The mission statement is derived from the World Water Vision initiated by the World Water Council. Some of the key actions identified through the World Water Vision process are to:
- involve all stakeholders in integrated water resources management
- recognize the need for co-operation to improve integrated water resources management in international basins.
- massively increase the investments in water.
- The World Water Vision for Africa emphasized "Equitable and sustainable use of Africa's water resources for poverty alleviation, socio-economic development, regional cooperation, and for the environment".
Some of the obstacles in involving stakeholders in Nile Basin countries are:
- Lack of access to information. In some countries, water resources information is considered a 'national secret'.
- Exclusion of the civil society from the decision-making process regarding water resources management and irrigation projects. These projects are decided at the highest level of government.
- Lack of advocacy tools and access to media.
- It is hoped that by providing accurate information and studies and providing the means to access such information and alternative ways of communication and publishing that this would result in more active and informed involvement of the civil society and media.
Management of watersheds, no matter of size, is concerned with the holistic application, use, administration, coordination and corrective actions associated with social, economic, political and environmental events. Management of resources within a watershed requires all of the science and expertise needed to effectively meet the goal of stakeholders. The hierarchy of stakeholders (communities) influencing how watersheds are managed includes the individual, the farm or piece of land, village, city, district or county, province, country, region, and world.
Who are the stakeholders is complex, but the combination of a watershed community make-up must be linked to carry out management. The fact that management of resources in watersheds is both program and project oriented has contributed to misunderstanding of what it really is. On the one hand there are programs being simultaneously developed at national and multinational levels and on the other at the local (micro watershed) level. Development within a watershed is fully consistent with water (shed) management. Development includes tourism, agriculture, business growth, etc. Rising population, increasing urbanization and greater demand on all ecosystem resources are high priority reasons to insure that investment is made on the health of our watersheds.
The real issue is having people understand that after years, and probably centuries, of manipulating a watershed without understanding " the big picture ", not caring, or being a victim of historic, difficult-to-break practices it may take years to stop degradation.
The World Resources 2000-2001: "People and Ecosystems: The Fraying Web of Life", calls for an ecosystems approach to managing the world's critical resources, which means evaluating decisions on land and resource use in light of how they affect the capacity of ecosystems to produce goods and services.
An ecosystem approach would:
A- Tackle the information gap.
Managing ecosystems effectively requires a detailed understanding of their current condition and how they function.
B- Engage in a public dialog on goals, policies, and trade-offs.
Dramatic improvements in ecosystem condition and capacity are possible when governments and nongovernmental organizations create opportunities to air diverse approaches toward ecosystem management.
C- Recognize the value of ecosystem services.
Removing subsidies and explicitly pricing ecosystem services can be politically difficult but can promote efficient resource use.

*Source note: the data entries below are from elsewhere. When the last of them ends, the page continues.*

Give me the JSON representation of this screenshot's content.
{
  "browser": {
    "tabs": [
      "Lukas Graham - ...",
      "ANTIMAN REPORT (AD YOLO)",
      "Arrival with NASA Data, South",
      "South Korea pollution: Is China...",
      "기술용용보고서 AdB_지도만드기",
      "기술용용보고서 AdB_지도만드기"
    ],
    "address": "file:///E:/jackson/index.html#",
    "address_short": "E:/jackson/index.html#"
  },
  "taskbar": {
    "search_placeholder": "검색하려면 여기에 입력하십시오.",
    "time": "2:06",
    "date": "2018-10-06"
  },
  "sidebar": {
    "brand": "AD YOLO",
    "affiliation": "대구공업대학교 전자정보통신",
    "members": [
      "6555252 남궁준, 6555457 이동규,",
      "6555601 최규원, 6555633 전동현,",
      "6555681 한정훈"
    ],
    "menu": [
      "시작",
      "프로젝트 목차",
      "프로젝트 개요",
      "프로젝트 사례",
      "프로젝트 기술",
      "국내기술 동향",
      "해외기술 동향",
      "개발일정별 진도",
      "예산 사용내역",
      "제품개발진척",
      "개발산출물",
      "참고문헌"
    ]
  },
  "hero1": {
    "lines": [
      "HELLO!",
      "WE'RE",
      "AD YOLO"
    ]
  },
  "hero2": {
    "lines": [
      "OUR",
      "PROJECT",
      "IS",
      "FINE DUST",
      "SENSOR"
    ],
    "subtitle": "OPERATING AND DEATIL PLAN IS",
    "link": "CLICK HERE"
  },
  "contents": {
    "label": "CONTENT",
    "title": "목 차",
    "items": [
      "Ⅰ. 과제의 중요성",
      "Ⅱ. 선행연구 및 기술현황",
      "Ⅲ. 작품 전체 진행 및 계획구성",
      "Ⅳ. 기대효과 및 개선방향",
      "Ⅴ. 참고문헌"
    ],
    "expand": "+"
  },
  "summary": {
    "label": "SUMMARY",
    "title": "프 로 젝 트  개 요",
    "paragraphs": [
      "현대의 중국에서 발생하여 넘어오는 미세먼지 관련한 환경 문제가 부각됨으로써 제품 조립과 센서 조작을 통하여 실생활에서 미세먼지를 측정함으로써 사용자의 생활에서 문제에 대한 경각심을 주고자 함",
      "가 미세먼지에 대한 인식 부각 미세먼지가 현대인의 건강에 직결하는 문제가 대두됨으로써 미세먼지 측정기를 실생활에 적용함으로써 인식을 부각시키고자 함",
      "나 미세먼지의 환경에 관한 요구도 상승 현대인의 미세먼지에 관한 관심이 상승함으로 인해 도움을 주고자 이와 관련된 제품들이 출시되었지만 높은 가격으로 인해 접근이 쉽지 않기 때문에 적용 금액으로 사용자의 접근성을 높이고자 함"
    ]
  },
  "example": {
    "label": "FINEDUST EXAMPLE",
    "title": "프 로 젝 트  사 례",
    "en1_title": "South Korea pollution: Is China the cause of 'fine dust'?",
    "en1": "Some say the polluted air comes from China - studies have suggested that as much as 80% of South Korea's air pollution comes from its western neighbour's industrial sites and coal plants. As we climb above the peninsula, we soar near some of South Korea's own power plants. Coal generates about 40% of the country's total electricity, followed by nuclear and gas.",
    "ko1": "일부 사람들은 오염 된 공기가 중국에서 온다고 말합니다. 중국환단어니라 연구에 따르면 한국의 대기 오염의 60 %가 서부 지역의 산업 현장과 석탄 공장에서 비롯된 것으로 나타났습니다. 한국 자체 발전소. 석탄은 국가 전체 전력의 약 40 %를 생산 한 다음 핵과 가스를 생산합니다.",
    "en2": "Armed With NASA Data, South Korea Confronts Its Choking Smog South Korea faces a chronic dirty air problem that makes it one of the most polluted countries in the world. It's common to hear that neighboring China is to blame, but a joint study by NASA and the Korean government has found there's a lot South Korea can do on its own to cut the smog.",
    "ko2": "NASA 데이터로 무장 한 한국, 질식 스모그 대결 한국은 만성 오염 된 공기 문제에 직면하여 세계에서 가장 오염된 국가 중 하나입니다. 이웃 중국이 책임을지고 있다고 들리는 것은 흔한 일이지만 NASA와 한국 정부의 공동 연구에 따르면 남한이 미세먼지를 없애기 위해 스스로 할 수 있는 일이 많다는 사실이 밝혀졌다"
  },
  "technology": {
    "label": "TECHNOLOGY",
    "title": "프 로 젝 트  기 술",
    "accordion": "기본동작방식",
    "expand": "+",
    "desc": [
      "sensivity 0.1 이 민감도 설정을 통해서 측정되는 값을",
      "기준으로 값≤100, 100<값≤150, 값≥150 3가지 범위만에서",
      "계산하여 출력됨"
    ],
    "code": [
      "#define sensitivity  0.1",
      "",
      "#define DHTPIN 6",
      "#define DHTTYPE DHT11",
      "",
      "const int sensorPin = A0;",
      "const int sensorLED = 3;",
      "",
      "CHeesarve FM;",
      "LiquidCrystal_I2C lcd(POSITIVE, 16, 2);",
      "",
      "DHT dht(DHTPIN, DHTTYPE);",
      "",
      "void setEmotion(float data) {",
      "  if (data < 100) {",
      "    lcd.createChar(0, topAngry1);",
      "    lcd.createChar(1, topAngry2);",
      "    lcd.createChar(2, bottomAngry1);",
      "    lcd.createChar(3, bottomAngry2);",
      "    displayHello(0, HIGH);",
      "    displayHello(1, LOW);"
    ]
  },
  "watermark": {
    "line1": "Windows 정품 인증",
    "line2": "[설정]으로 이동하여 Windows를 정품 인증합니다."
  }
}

D- Involve local communities in managing ecosystems.
Local communities are often the most prudent ecosystem managers. Involving local communities can also yield a more equitable distribution of the benefits and costs of ecosystem use.
Limitations of NBS involvement:
A- Validity of data presented:
According to Dr C. H. Batchelor in watershed-L electronic forum:
It is a simple fact that, in most countries, large quantities of resource-related information exist. Unfortunately, it is often difficult to access or use this information because:
- Data are fragmented in that they are held by different organizations and, in some cases, by different departments or individuals within these organizations
- Spatial and non-spatial data are stored in a wide range of formats (e.g. maps, remotely-sensed images, tables of figures, text, graphs, etc.) and media (e.g. in year books, research papers, on computer disks etc.)
- Spatial and temporal scales, at which data have been collected, vary enormously
- Data quality is extremely variable
- The challenge is to consolidate and quality control this existing information and then to use it to obtain as clear a picture as is possible of the current status of water resources, past and future water resource demands and the potential impacts (again past and future) of human activity on the quantity and quality of water resources at different scales.
The Nile Basin Society does not propose to play a role in consolidating nor quality control of available information. However, the sources cited would be mostly those of international organizations and researchers. Even though, these data need critical analysis by the users.
B- Encouraging local public participation and involvement:
We know that awareness is the first step for behavioral change. However, the laws governing NGOs and media (and the democratic process in general) has to be changed in the Nile Basin countries to allow active participation. This is out of the scope of NBS. We strongly believe in David Suzuki, a Canadian environmentalist, that:
"If the people will lead, the leaders will follow." Dr. David Suzuki